“If there are any blighting conditions, they’re of Columbia’s doing,” said Sprayregen. “Should Columbia really be the beneficiary of a blight designation when they themselves have caused the negative trends here?”

Ramon Dias, owner of Floridita, a 34 year-old family-run food and beverage chain, found himself caught in that “negative trend” of being driven out of business. Columbia had already bought the property rights of the building that Floridita occupied on a Broadway stretch between West 125th and 129th Streets, and had offered him “a new lease with a relocation clause.”

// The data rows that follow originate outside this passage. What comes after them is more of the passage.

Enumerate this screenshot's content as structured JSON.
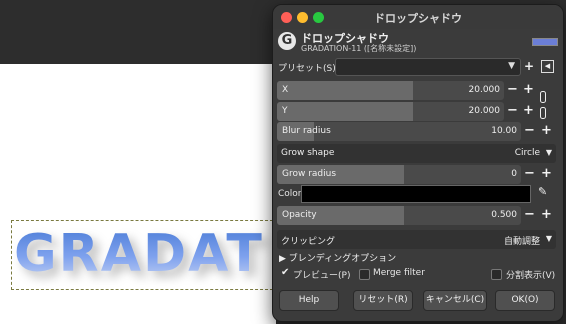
{
  "canvas": {
    "text": "GRADAT"
  },
  "dialog": {
    "title": "ドロップシャドウ",
    "header": {
      "icon_letter": "G",
      "title": "ドロップシャドウ",
      "subtitle": "GRADATION-11 ([名称未設定])"
    },
    "preset": {
      "label": "プリセット(S):",
      "value": ""
    },
    "x": {
      "label": "X",
      "value": "20.000",
      "fill_fraction": 0.6
    },
    "y": {
      "label": "Y",
      "value": "20.000",
      "fill_fraction": 0.6
    },
    "blur": {
      "label": "Blur radius",
      "value": "10.00",
      "fill_fraction": 0.15
    },
    "grow_shape": {
      "label": "Grow shape",
      "value": "Circle"
    },
    "grow_radius": {
      "label": "Grow radius",
      "value": "0",
      "fill_fraction": 0.52
    },
    "color": {
      "label": "Color",
      "value": "#000000"
    },
    "opacity": {
      "label": "Opacity",
      "value": "0.500",
      "fill_fraction": 0.52
    },
    "clipping": {
      "label": "クリッピング",
      "value": "自動調整"
    },
    "blending": {
      "label": "ブレンディングオプション"
    },
    "preview": {
      "label": "プレビュー(P)",
      "checked": true
    },
    "merge_filter": {
      "label": "Merge filter",
      "checked": false
    },
    "split_view": {
      "label": "分割表示(V)",
      "checked": false
    },
    "buttons": {
      "help": "Help",
      "reset": "リセット(R)",
      "cancel": "キャンセル(C)",
      "ok": "OK(O)"
    }
  },
  "colors": {
    "traffic_close": "#ff5f57",
    "traffic_min": "#febc2e",
    "traffic_max": "#28c840"
  }
}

“I was very pro-expansion based on what Columbia was representing,” said Dias. “But as soon as they got everything they wanted, they turned the guns on me by saying ‘Sorry, there’s no space for you, there’s nowhere we can relocate you.’”

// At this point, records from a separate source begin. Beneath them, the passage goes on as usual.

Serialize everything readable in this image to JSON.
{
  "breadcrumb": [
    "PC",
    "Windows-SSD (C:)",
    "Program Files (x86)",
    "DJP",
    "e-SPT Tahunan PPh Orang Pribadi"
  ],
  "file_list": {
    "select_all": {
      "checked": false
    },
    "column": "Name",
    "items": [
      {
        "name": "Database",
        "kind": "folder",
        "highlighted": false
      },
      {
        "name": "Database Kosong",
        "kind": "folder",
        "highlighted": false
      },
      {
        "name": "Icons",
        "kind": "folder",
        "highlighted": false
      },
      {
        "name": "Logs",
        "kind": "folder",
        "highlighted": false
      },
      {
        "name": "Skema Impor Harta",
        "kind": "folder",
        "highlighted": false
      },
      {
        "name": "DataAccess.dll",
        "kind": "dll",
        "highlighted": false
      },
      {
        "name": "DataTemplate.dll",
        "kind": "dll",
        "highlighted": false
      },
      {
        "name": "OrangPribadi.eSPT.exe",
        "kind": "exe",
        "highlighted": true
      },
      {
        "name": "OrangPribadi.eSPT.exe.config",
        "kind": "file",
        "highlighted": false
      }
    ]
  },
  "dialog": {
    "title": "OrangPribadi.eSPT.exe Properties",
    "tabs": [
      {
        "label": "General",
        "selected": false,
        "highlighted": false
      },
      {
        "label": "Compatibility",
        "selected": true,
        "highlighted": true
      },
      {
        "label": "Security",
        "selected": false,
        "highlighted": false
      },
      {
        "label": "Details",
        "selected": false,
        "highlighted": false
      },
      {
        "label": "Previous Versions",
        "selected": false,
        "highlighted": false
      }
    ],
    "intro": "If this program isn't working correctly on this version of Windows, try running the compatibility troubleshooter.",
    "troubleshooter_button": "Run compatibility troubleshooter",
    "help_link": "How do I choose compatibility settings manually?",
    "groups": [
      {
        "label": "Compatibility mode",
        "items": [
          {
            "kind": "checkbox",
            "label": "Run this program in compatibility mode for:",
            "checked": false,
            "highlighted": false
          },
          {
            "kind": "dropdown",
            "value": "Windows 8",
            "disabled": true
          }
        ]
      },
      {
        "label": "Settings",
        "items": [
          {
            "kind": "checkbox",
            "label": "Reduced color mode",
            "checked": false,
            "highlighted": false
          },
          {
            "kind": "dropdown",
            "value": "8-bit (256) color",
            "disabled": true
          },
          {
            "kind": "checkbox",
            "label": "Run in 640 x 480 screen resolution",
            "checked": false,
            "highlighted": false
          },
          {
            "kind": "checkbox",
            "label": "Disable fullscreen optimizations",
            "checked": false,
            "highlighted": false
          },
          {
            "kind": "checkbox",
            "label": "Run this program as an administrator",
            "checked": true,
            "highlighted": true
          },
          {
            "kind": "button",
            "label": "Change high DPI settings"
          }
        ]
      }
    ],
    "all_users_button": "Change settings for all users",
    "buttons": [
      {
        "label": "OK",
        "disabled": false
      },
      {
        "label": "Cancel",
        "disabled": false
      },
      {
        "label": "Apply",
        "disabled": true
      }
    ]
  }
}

With the strong emotional and generational ties to his Manhattanville business, Dias has no current plan to find a new location for his restaurant, as it would “not be Floridita anymore.”

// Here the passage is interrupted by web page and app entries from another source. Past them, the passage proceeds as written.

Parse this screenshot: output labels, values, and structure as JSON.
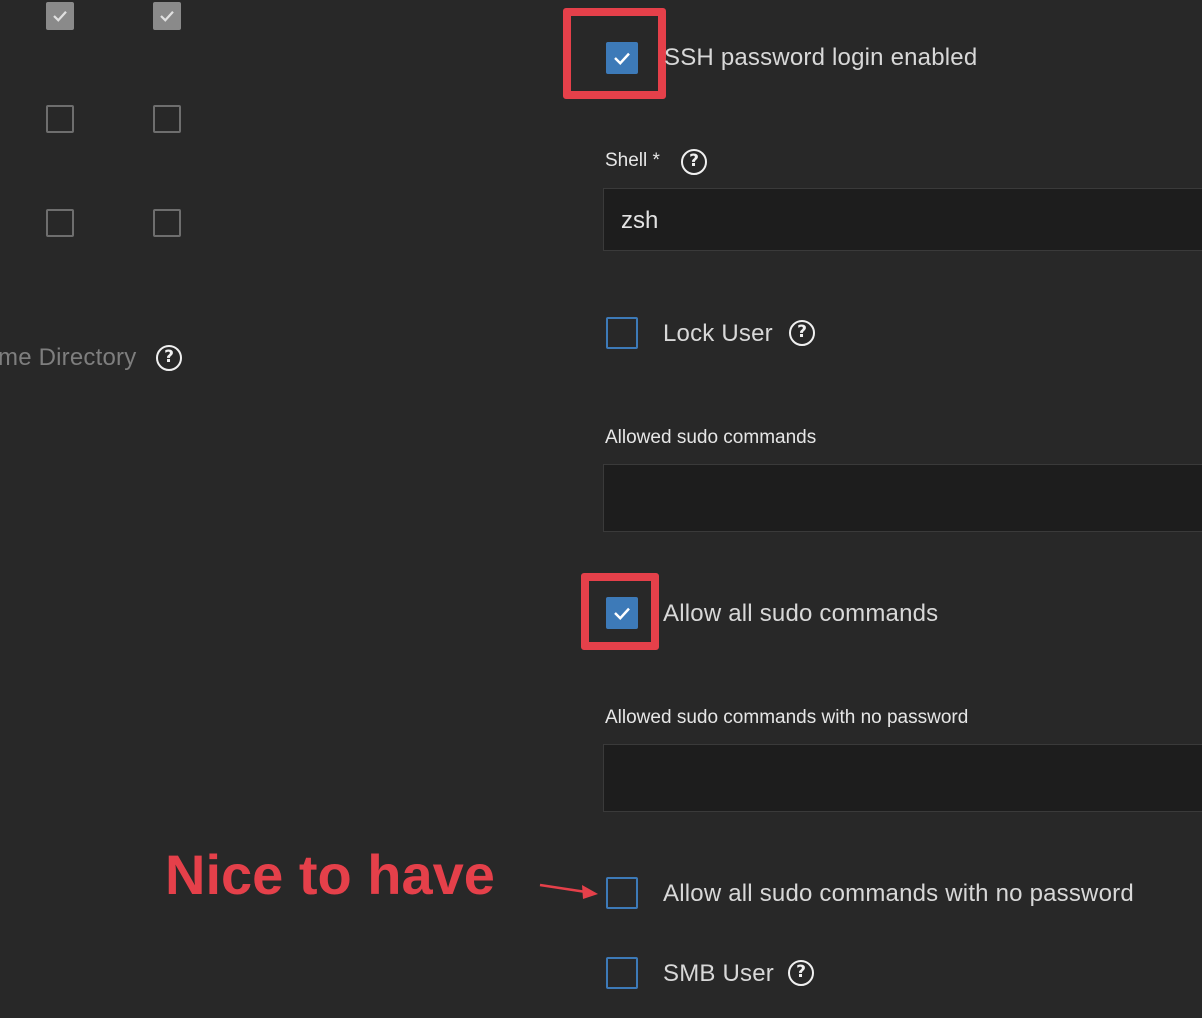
{
  "left_panel": {
    "home_directory_label": "me Directory"
  },
  "ssh_password_login": {
    "label": "SSH password login enabled",
    "checked": true
  },
  "shell": {
    "label": "Shell *",
    "value": "zsh"
  },
  "lock_user": {
    "label": "Lock User",
    "checked": false
  },
  "sudo_commands": {
    "label": "Allowed sudo commands",
    "value": ""
  },
  "allow_all_sudo": {
    "label": "Allow all sudo commands",
    "checked": true
  },
  "sudo_nopasswd": {
    "label": "Allowed sudo commands with no password",
    "value": ""
  },
  "allow_all_sudo_nopasswd": {
    "label": "Allow all sudo commands with no password",
    "checked": false
  },
  "smb_user": {
    "label": "SMB User",
    "checked": false
  },
  "annotation": {
    "text": "Nice to have"
  },
  "colors": {
    "highlight": "#e5404a",
    "checkbox_blue": "#3d7ab8",
    "background": "#282828"
  }
}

Asked to comment on the blighted conditions being Columbia’s doing, Victoria Benitez, the university’s senior public affairs officer, referred to an op-ed published on Crain’s New York Business’ Web site on Dec. 13 that said the judges who voted for revoking the blight study had “disparaged the public benefit of the Columbia project and clearly second-guessed the blight finding in a way that would seem to directly contravene the instructions of the higher court.” Benitez declined further comment.

Relocation woes and “manufactured” blight aside, some residents and community leaders do think that Columbia’s entrance into Manhattanville has helped the neighborhood shake off long-term unemployment and crime, both contributing factors to blight, in the area.

Several long-term residents interviewed said they appreciate Columbia’s presence in the neighborhood.

“It’s good,” said Liana Santana, who was born and raised in Manhattanville. “I see more white people coming in, have richer neighbors, rental prices are going up.”

Said Rocki Brown, a Manhattanville resident of 29 years: “Some supers have problems keeping their buildings up, the elevators, the windows all need working on, but generally it’s very safe. After Columbia came in, there’re lesser guys on the streets doing drugs.”

While word is still out on the final decision on the case as the development corporation seeks to bring it to the Court of Appeals, residents and parties involved in the lawsuit think that a more amicable solution must be reached to achieve a desirable outcome

“One person’s blight is another person’s luxury, another person’s need that is being denigrated as unworthy,” said New York State Senator Bill Perkins in an interview. “This is a decision, unfortunately, that was contrived not because of blight, but because of the interest of Columbia to expand without regard to the victims of the expansion. ‘Urban renewal’ has come to be known as ‘people removal.’”

Benitez reiterated that Columbia is not a party in the litigation, but stands behind the development corporation’s decision to appeal. Perkins has already issued an open letter to Gov. David Paterson, who supports Columbia’s expansion, to not appeal the decision and call for a state-wide moratorium on eminent domain.

Sprayregen and the Singhs noticed that the neighborhood was already in the upswing in recent years; it was Columbia who had “manufactured” much of the blight in the study. The issue at heart, they believe, is the need for Columbia and the community to come to a mutually satisfactory agreement of the university’s expansion in the neighborhood.

“Eminent domain is like a gun,” said Gurnam Singh, sitting in his office. “Somebody comes to your home, says he wants to buy your home, you say you’re not selling, he says, ‘Look, here’s a gun.’ You have to sell.”

Shifting his gaze from the construction surrounding West 125th and 129th Streets to his gas stations, Gurnam Singh adds: “Just leave me alone. I’m very happy we won. This is my heart.”

all content © copyright 2017 by soon weilun.
subscribe to rss feed – posts or just comments.

powered by wordpress
designed by soon weilun, based on "workaholic" theme by graph paper press.